## To do
An unchanged copy of every record below, without pictures, is the goal.

○ ○ ○ ○

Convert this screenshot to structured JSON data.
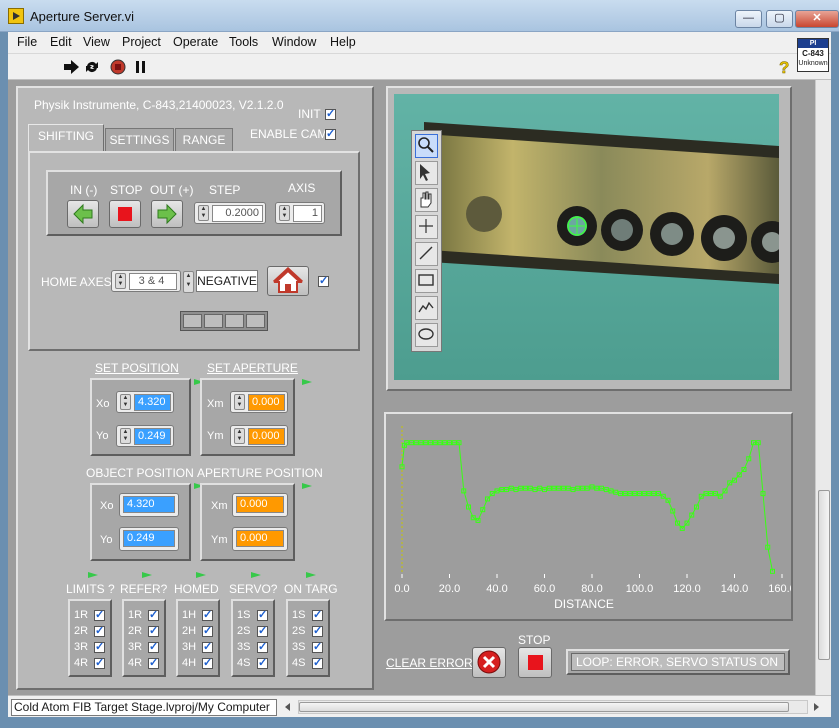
{
  "window": {
    "title": "Aperture Server.vi",
    "minimize": "—",
    "maximize": "▢",
    "close": "✕"
  },
  "menu": [
    "File",
    "Edit",
    "View",
    "Project",
    "Operate",
    "Tools",
    "Window",
    "Help"
  ],
  "badge": {
    "top": "PI",
    "model": "C-843",
    "status": "Unknown"
  },
  "controller_info": "Physik Instrumente, C-843,21400023, V2.1.2.0",
  "init_label": "INIT",
  "enable_cam_label": "ENABLE CAM",
  "tabs": [
    "SHIFTING",
    "SETTINGS",
    "RANGE"
  ],
  "shifting": {
    "in_label": "IN (-)",
    "stop_label": "STOP",
    "out_label": "OUT (+)",
    "step_label": "STEP",
    "step_value": "0.2000",
    "axis_label": "AXIS",
    "axis_value": "1",
    "home_axes_label": "HOME AXES",
    "home_axes_value": "3 & 4",
    "home_direction": "NEGATIVE"
  },
  "set_position": {
    "label": "SET POSITION",
    "xo_label": "Xo",
    "xo": "4.320",
    "yo_label": "Yo",
    "yo": "0.249"
  },
  "set_aperture": {
    "label": "SET APERTURE",
    "xm_label": "Xm",
    "xm": "0.000",
    "ym_label": "Ym",
    "ym": "0.000"
  },
  "object_position": {
    "label": "OBJECT POSITION",
    "xo_label": "Xo",
    "xo": "4.320",
    "yo_label": "Yo",
    "yo": "0.249"
  },
  "aperture_position": {
    "label": "APERTURE POSITION",
    "xm_label": "Xm",
    "xm": "0.000",
    "ym_label": "Ym",
    "ym": "0.000"
  },
  "status_groups": [
    {
      "title": "LIMITS ?",
      "items": [
        "1R",
        "2R",
        "3R",
        "4R"
      ]
    },
    {
      "title": "REFER?",
      "items": [
        "1R",
        "2R",
        "3R",
        "4R"
      ]
    },
    {
      "title": "HOMED",
      "items": [
        "1H",
        "2H",
        "3H",
        "4H"
      ]
    },
    {
      "title": "SERVO?",
      "items": [
        "1S",
        "2S",
        "3S",
        "4S"
      ]
    },
    {
      "title": "ON TARG",
      "items": [
        "1S",
        "2S",
        "3S",
        "4S"
      ]
    }
  ],
  "camera_tools": [
    "zoom-icon",
    "pointer-icon",
    "pan-hand-icon",
    "crosshair-icon",
    "line-tool-icon",
    "rectangle-tool-icon",
    "freehand-tool-icon",
    "ellipse-tool-icon"
  ],
  "chart_data": {
    "type": "line",
    "xlabel": "DISTANCE",
    "ylabel": "",
    "title": "",
    "xlim": [
      0,
      160
    ],
    "xticks": [
      "0.0",
      "20.0",
      "40.0",
      "60.0",
      "80.0",
      "100.0",
      "120.0",
      "140.0",
      "160.0"
    ],
    "ylim": [
      0,
      1
    ],
    "color": "#39ff14",
    "series": [
      {
        "x": [
          0,
          1,
          2,
          4,
          6,
          8,
          10,
          12,
          14,
          16,
          18,
          20,
          22,
          24,
          26,
          28,
          30,
          32,
          34,
          36,
          38,
          40,
          42,
          44,
          46,
          48,
          50,
          52,
          54,
          56,
          58,
          60,
          62,
          64,
          66,
          68,
          70,
          72,
          74,
          76,
          78,
          80,
          82,
          84,
          86,
          88,
          90,
          92,
          94,
          96,
          98,
          100,
          102,
          104,
          106,
          108,
          110,
          112,
          114,
          116,
          118,
          120,
          122,
          124,
          126,
          128,
          130,
          132,
          134,
          136,
          138,
          140,
          142,
          144,
          146,
          148,
          150,
          152,
          154,
          156
        ],
        "y": [
          0.8,
          0.96,
          0.98,
          0.98,
          0.98,
          0.98,
          0.98,
          0.98,
          0.98,
          0.98,
          0.98,
          0.98,
          0.98,
          0.98,
          0.62,
          0.5,
          0.42,
          0.4,
          0.48,
          0.56,
          0.6,
          0.62,
          0.63,
          0.63,
          0.64,
          0.63,
          0.64,
          0.64,
          0.64,
          0.63,
          0.64,
          0.63,
          0.64,
          0.64,
          0.64,
          0.64,
          0.64,
          0.63,
          0.64,
          0.64,
          0.64,
          0.65,
          0.64,
          0.64,
          0.63,
          0.62,
          0.61,
          0.6,
          0.6,
          0.6,
          0.6,
          0.6,
          0.6,
          0.6,
          0.6,
          0.6,
          0.58,
          0.55,
          0.47,
          0.38,
          0.34,
          0.38,
          0.44,
          0.5,
          0.58,
          0.6,
          0.6,
          0.6,
          0.58,
          0.62,
          0.68,
          0.7,
          0.74,
          0.78,
          0.86,
          0.98,
          0.98,
          0.6,
          0.2,
          0.02
        ]
      }
    ]
  },
  "stop_label": "STOP",
  "clear_errors_label": "CLEAR ERRORS",
  "loop_status": "LOOP: ERROR, SERVO STATUS ON",
  "project_path": "Cold Atom FIB Target Stage.lvproj/My Computer"
}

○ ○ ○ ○

## Answer box
Convert this screenshot to structured JSON data.
{
  "window": {
    "title": "Aperture Server.vi",
    "minimize": "—",
    "maximize": "▢",
    "close": "✕"
  },
  "menu": [
    "File",
    "Edit",
    "View",
    "Project",
    "Operate",
    "Tools",
    "Window",
    "Help"
  ],
  "badge": {
    "top": "PI",
    "model": "C-843",
    "status": "Unknown"
  },
  "controller_info": "Physik Instrumente, C-843,21400023, V2.1.2.0",
  "init_label": "INIT",
  "enable_cam_label": "ENABLE CAM",
  "tabs": [
    "SHIFTING",
    "SETTINGS",
    "RANGE"
  ],
  "shifting": {
    "in_label": "IN (-)",
    "stop_label": "STOP",
    "out_label": "OUT (+)",
    "step_label": "STEP",
    "step_value": "0.2000",
    "axis_label": "AXIS",
    "axis_value": "1",
    "home_axes_label": "HOME AXES",
    "home_axes_value": "3 & 4",
    "home_direction": "NEGATIVE"
  },
  "set_position": {
    "label": "SET POSITION",
    "xo_label": "Xo",
    "xo": "4.320",
    "yo_label": "Yo",
    "yo": "0.249"
  },
  "set_aperture": {
    "label": "SET APERTURE",
    "xm_label": "Xm",
    "xm": "0.000",
    "ym_label": "Ym",
    "ym": "0.000"
  },
  "object_position": {
    "label": "OBJECT POSITION",
    "xo_label": "Xo",
    "xo": "4.320",
    "yo_label": "Yo",
    "yo": "0.249"
  },
  "aperture_position": {
    "label": "APERTURE POSITION",
    "xm_label": "Xm",
    "xm": "0.000",
    "ym_label": "Ym",
    "ym": "0.000"
  },
  "status_groups": [
    {
      "title": "LIMITS ?",
      "items": [
        "1R",
        "2R",
        "3R",
        "4R"
      ]
    },
    {
      "title": "REFER?",
      "items": [
        "1R",
        "2R",
        "3R",
        "4R"
      ]
    },
    {
      "title": "HOMED",
      "items": [
        "1H",
        "2H",
        "3H",
        "4H"
      ]
    },
    {
      "title": "SERVO?",
      "items": [
        "1S",
        "2S",
        "3S",
        "4S"
      ]
    },
    {
      "title": "ON TARG",
      "items": [
        "1S",
        "2S",
        "3S",
        "4S"
      ]
    }
  ],
  "camera_tools": [
    "zoom-icon",
    "pointer-icon",
    "pan-hand-icon",
    "crosshair-icon",
    "line-tool-icon",
    "rectangle-tool-icon",
    "freehand-tool-icon",
    "ellipse-tool-icon"
  ],
  "chart_data": {
    "type": "line",
    "xlabel": "DISTANCE",
    "ylabel": "",
    "title": "",
    "xlim": [
      0,
      160
    ],
    "xticks": [
      "0.0",
      "20.0",
      "40.0",
      "60.0",
      "80.0",
      "100.0",
      "120.0",
      "140.0",
      "160.0"
    ],
    "ylim": [
      0,
      1
    ],
    "color": "#39ff14",
    "series": [
      {
        "x": [
          0,
          1,
          2,
          4,
          6,
          8,
          10,
          12,
          14,
          16,
          18,
          20,
          22,
          24,
          26,
          28,
          30,
          32,
          34,
          36,
          38,
          40,
          42,
          44,
          46,
          48,
          50,
          52,
          54,
          56,
          58,
          60,
          62,
          64,
          66,
          68,
          70,
          72,
          74,
          76,
          78,
          80,
          82,
          84,
          86,
          88,
          90,
          92,
          94,
          96,
          98,
          100,
          102,
          104,
          106,
          108,
          110,
          112,
          114,
          116,
          118,
          120,
          122,
          124,
          126,
          128,
          130,
          132,
          134,
          136,
          138,
          140,
          142,
          144,
          146,
          148,
          150,
          152,
          154,
          156
        ],
        "y": [
          0.8,
          0.96,
          0.98,
          0.98,
          0.98,
          0.98,
          0.98,
          0.98,
          0.98,
          0.98,
          0.98,
          0.98,
          0.98,
          0.98,
          0.62,
          0.5,
          0.42,
          0.4,
          0.48,
          0.56,
          0.6,
          0.62,
          0.63,
          0.63,
          0.64,
          0.63,
          0.64,
          0.64,
          0.64,
          0.63,
          0.64,
          0.63,
          0.64,
          0.64,
          0.64,
          0.64,
          0.64,
          0.63,
          0.64,
          0.64,
          0.64,
          0.65,
          0.64,
          0.64,
          0.63,
          0.62,
          0.61,
          0.6,
          0.6,
          0.6,
          0.6,
          0.6,
          0.6,
          0.6,
          0.6,
          0.6,
          0.58,
          0.55,
          0.47,
          0.38,
          0.34,
          0.38,
          0.44,
          0.5,
          0.58,
          0.6,
          0.6,
          0.6,
          0.58,
          0.62,
          0.68,
          0.7,
          0.74,
          0.78,
          0.86,
          0.98,
          0.98,
          0.6,
          0.2,
          0.02
        ]
      }
    ]
  },
  "stop_label": "STOP",
  "clear_errors_label": "CLEAR ERRORS",
  "loop_status": "LOOP: ERROR, SERVO STATUS ON",
  "project_path": "Cold Atom FIB Target Stage.lvproj/My Computer"
}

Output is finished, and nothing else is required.